Gender identity is who we are. Gender expression is how we choose, or how we need, to express that. An individual’s gender expression may vary considerably from context to context (and is highly culturally mediated), but the underlying gender identity is a solid constant. Even a gender-fluid identity remains stable in its fluidity, constant in its variability. That is an identity that is solid in its capacity to feel at home in a variety of conceptual locations.
I did not come to the conclusion that I am a woman because I like men, jewelry, make-up, dresses and My Little Pony. I was a woman first. The jewelry, make-up, dresses and (to a lesser extent) My Little Pony are simply the means through which I express my being a woman. Another woman may express her womanhood through a spikey colourful pixie cut, torn jeans, and a Smiths “Meat Is Murder” t-shirt. Another woman may express her womanhood through a flannel shirt, blue jeans and a pair of work-boots. We’re all women. How we choose to go about being women is irrelevant.
And the men are just who I happen to like to fuck. That’s irrelevant to being a woman too.
So please do bear this in mind. Although for a cis person, particularly one who fits nice and comfy into the assumed role and sexuality of their gender, gender identity may seem like some vague, mysterious, incomprehensible and impossible-to-pin-down concept, it’s important not to try pinning it down by forcing untenable associations with unrelated things like our gender expression, our personalities, how we present ourselves or dress, who we’re attracted to, or whether we prefer chocolate to nachos.
I’ll give you a hand, though:
Sexual orientation is with whom, whether and how you like to have sex.
Gender expression is how you express yourself in relation to gendered concepts (your relative “masculinity” and “femininity”, as well as whether you dress “like a boy” or “like a girl”, that kind of thing)
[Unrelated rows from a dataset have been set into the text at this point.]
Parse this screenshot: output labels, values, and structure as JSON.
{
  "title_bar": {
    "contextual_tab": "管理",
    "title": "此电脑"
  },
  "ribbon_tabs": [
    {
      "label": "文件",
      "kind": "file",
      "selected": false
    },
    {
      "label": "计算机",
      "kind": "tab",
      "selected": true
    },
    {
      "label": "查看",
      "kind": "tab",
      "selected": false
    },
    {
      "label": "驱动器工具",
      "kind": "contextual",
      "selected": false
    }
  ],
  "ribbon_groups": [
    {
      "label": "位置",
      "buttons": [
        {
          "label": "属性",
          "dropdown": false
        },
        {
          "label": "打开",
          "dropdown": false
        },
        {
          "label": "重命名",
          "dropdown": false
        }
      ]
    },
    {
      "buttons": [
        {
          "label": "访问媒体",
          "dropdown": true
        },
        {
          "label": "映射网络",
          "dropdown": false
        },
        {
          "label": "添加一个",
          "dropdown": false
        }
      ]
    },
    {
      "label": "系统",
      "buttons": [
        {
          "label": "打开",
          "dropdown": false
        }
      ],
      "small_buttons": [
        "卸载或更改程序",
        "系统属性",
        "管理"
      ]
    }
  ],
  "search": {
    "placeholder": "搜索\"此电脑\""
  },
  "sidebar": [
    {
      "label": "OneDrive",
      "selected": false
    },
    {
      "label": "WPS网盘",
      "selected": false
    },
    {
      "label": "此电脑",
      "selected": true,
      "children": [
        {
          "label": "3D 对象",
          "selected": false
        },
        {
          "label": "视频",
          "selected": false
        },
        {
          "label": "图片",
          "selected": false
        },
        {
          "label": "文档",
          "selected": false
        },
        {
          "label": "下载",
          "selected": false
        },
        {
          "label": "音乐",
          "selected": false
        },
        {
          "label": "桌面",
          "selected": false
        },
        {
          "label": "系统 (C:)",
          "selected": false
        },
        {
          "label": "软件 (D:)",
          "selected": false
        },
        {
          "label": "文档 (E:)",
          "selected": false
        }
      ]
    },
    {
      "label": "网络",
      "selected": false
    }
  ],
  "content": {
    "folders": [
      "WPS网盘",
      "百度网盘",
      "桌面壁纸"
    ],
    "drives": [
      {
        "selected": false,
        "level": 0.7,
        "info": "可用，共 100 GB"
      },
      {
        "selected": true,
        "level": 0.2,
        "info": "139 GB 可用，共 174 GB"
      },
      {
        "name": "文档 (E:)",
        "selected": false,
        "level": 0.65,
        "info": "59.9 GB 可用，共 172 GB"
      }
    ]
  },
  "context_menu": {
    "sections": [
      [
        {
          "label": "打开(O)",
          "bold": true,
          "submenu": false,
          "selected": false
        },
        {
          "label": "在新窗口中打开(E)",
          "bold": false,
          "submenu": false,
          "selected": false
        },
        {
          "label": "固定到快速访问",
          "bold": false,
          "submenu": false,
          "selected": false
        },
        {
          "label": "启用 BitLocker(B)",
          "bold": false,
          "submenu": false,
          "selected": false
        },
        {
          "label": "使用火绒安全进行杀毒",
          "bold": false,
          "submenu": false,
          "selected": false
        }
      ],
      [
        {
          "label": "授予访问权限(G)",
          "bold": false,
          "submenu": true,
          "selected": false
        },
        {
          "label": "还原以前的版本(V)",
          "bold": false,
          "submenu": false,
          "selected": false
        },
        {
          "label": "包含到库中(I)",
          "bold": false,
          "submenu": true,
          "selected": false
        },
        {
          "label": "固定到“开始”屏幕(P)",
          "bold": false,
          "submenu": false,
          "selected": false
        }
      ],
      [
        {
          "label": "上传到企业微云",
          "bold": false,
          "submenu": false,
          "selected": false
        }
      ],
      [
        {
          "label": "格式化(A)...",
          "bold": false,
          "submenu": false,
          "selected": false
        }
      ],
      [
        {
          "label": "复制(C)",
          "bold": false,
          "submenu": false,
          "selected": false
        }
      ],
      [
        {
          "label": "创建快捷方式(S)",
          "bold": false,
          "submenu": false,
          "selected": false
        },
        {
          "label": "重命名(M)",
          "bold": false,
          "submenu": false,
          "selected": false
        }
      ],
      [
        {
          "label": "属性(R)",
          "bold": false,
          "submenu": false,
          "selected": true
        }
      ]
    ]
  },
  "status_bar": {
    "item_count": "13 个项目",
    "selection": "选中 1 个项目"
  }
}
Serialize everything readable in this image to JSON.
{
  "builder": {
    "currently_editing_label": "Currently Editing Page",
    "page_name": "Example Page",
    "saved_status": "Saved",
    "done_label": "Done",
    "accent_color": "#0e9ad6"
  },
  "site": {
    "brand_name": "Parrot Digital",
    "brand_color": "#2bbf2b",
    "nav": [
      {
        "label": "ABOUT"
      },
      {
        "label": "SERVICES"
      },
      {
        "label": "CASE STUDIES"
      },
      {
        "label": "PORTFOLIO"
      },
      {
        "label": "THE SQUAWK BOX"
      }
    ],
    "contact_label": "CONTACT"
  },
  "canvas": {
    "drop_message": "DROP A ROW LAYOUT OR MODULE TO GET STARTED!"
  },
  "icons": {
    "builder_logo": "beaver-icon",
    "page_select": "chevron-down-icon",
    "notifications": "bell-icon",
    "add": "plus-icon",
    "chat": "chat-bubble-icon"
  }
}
Physiological sex is how your body is configured in relation to gendered anatomy (like your chromosomes, your hormones, your breasts or lack thereof, your body and facial hair or lack thereof, and whether you have an innie or an outie).
Gender identity is the part of your gender that’s not any of that, and would stay the same even if that stuff changed.
Well, at least it generally makes sense for us. Because our struggle, our identity, our trans-ness itself, is defined by the conflicts along the edges of these things.
Just trust us, I guess?
Or at least learn a bit about the diverse reality before forming theories on the basis of an abstraction.